Oddities to be found include the once almost mythical Sao Tome Grosbeak (Neospiza concolor), a unique forest dwelling Fiscal (Lanius newtoni), the strange Dohrn's Thrush Babbler (Horizorhinus dohrni) for which a tag of incertae sedis is certainly well applied, the world's largest Sunbird (Dreptes thomensis), the Weaver (Ploceus grandis), and the Dwarf Olive Ibis (Bostrychia bocagei).
Due to the fragmentary nature of the new material and paucity of knowledge of Palaeozoic scorpions the material is unidentifiable beyond Scorpiones incertae sedis.
Recently, the type species of Liburnia was established to be Embolophora monoceros Stal, 1855 (Bartlett 2008; ICZN 2010), an African species in the Stenocraninae; a decision which unequivocally placed all New World Liburnia into incertae sedis.
Schuh (2001) examined the male genitalia of Plagiognathus phoradendronae Knight, 1929, concluded that this species should be excluded from Plagiognathus Fieber, and treated it as incertae sedis.
Thus, Trechona adspersa Bertkau 1880 is herein considered a Nemesiidae incertae sedis.
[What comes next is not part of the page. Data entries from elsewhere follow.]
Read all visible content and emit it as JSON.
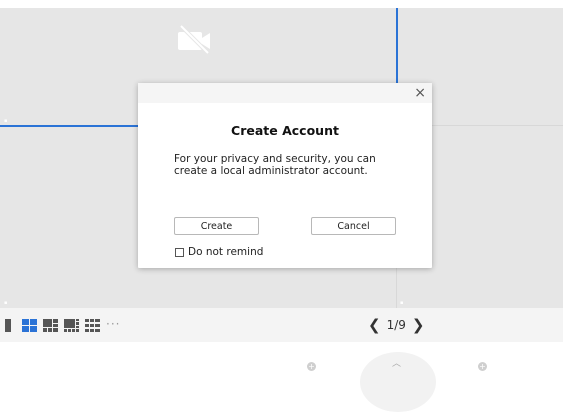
{
  "modal": {
    "title": "Create Account",
    "message": "For your privacy and security, you can create a local administrator account.",
    "close_glyph": "×",
    "create_label": "Create",
    "cancel_label": "Cancel",
    "do_not_remind_label": "Do not remind",
    "do_not_remind_checked": false
  },
  "toolbar": {
    "layout_options": [
      "single-layout",
      "4-grid-layout",
      "6-split-layout",
      "8-split-layout",
      "9-grid-layout"
    ],
    "active_layout": "4-grid-layout",
    "more_glyph": "···",
    "pager": {
      "prev_glyph": "❮",
      "text": "1/9",
      "next_glyph": "❯"
    }
  },
  "video": {
    "camera_status_icon": "camera-off-icon"
  },
  "colors": {
    "selection": "#2b73d6",
    "active_layout": "#2b73d6",
    "video_bg": "#e6e6e6",
    "toolbar_bg": "#f4f4f4"
  }
}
The existing taxonomy, although appearing orderly enough in the catalog, dealt with a group that at once was paraphyletic with numerous species placed in other genera, had a large number of undescribed species, had many named taxa that ultimately were treated as junior synonyms, and included many species that did not belong to the group, some of these being moved to other genera and the remainder placed as incertae sedis in lieu of additional revisionary work.